Black mothers are crying out for their black sons. They are crying out to anyone who will listen—to friends, to government, to God—to protect their boys.
They know that they can’t keep their babies safe in their homes forever. They know that their preteen boys might look like men to others when they are very much still boys. And they know that as black men they’ll face disproportionate rates of discrimination and murder more than any other demographic group in the United States; a boy growing into a man can be a scary thing for black moms. The black mothers I know need people in their lives to hear their fear, to see the way they travail for their boys. Comments from white friends such as, “But that would never happen to your son, he’s different,” fall flat when men and boys are arrested and even killed without justification or due process. Attempts to soothe won’t solve this problem.
Racial injustice happens everywhere. The Interface Children & Family Services headquarters building is located in Camarillo, where in recent weeks, Next Door posts detailed two separate instances of harassment of local young black men. In both cases, the young men were out walking or biking when a car reportedly drove by, threw objects at them, and shouted racial slurs. These incidents bring home the same fear and anxiety that exploded in our news feeds in the last weeks. The recent national accounts of racial injustice against Ahmaud Arbery, Breonna Taylor, and George Floyd heighten a chronic underlying anxiety for local families, whether black, Latino, or Asian.
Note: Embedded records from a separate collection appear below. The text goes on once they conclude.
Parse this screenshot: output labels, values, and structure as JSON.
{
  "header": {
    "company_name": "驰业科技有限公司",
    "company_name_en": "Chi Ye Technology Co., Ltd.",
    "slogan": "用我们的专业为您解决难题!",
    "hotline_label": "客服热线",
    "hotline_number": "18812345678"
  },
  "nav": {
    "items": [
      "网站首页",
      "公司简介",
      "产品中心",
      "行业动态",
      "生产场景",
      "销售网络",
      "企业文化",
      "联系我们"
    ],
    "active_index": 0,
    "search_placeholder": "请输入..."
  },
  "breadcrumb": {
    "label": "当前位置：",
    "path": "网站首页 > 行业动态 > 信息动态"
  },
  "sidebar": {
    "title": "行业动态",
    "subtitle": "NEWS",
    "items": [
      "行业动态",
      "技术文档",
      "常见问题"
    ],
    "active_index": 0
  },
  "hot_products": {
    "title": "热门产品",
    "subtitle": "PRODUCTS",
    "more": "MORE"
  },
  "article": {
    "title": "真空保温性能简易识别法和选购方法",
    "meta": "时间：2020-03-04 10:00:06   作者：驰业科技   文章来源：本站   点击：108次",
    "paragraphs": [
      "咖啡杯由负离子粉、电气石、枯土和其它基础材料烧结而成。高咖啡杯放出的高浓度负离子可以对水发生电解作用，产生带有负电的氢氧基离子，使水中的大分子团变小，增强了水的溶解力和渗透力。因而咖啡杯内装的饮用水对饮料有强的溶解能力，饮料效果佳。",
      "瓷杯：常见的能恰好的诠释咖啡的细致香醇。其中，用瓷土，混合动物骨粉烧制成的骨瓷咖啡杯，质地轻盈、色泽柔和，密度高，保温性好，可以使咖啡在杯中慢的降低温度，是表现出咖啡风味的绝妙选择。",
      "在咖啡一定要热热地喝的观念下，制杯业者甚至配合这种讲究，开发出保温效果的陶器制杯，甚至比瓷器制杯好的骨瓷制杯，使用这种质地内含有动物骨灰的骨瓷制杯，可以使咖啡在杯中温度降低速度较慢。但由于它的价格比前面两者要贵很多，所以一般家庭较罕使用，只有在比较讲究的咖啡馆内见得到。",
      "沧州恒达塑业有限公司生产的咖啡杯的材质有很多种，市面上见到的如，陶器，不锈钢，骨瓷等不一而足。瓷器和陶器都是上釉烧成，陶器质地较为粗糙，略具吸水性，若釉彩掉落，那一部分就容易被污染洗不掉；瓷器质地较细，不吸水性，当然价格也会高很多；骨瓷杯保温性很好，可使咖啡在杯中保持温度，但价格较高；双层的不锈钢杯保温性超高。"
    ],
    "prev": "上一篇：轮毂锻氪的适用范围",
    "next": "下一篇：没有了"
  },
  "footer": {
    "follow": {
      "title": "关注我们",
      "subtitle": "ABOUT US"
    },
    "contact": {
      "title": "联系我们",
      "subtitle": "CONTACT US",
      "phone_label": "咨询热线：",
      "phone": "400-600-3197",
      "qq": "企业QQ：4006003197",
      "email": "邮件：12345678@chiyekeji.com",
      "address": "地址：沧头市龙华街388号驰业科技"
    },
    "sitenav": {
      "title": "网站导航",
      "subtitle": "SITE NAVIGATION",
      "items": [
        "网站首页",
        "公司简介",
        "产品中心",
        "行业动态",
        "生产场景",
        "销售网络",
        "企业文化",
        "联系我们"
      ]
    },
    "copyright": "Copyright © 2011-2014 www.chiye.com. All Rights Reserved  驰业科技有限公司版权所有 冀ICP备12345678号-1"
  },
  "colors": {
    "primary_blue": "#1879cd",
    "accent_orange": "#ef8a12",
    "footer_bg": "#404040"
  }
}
A lot feels scary “out there” these days.
The events in the news might seem far away to some, but they are not far away when you lose sleep because your child, breathing quietly in the next bedroom, might be a victim tomorrow because of their skin color. Mr. Christian Cooper could not even birdwatch in Central Park without a white woman spewing lies to the police that he was threatening her life, knowing that such a phone call could end his own.
Interface is committed to ending victimization in all its forms. We advocate for marginalized communities in much of the work we do with women, children, foster children, the imprisoned, many of whom are people of color because of the brokenness of our nation’s existing systems. We see that each of these, our neighbors, carry the added burden of discrimination and injustice. We are constantly seeking new and innovative ways to extend our kindness and to lighten that burden. We work to lead our community in education and awareness on some of the most fraught issues of our time, many of which disproportionately affect people of color.
We preach constantly that if you “see something, say something” when it comes to domestic violence, and that’s exactly right. But it doesn’t stop there, friends. We have the moral responsibility to say something if we see oppression happening to anyone. We have the moral responsibility to learn to recognize oppression and to teach our children to reject it. We have the moral responsibility to speak up when a loved one says something hateful in a private conversation. Regardless of your race, we have the moral responsibility to seek out the voices of people of color, to read and listen to diverse stories and emotions, and to respond with the love and grace that we would ask for ourselves.
Discrimination isn’t acceptable in communities far from here, and it’s not acceptable here either. Each of us must do our part to assure that Ventura County is a place where mothers can go to sleep without so much worry for their children, young or old.
We stand with you, mamas. We stand with you, dads. We stand with and for your children. We long for a day when we all can breathe, in peace and with equality.
With respect and compassion,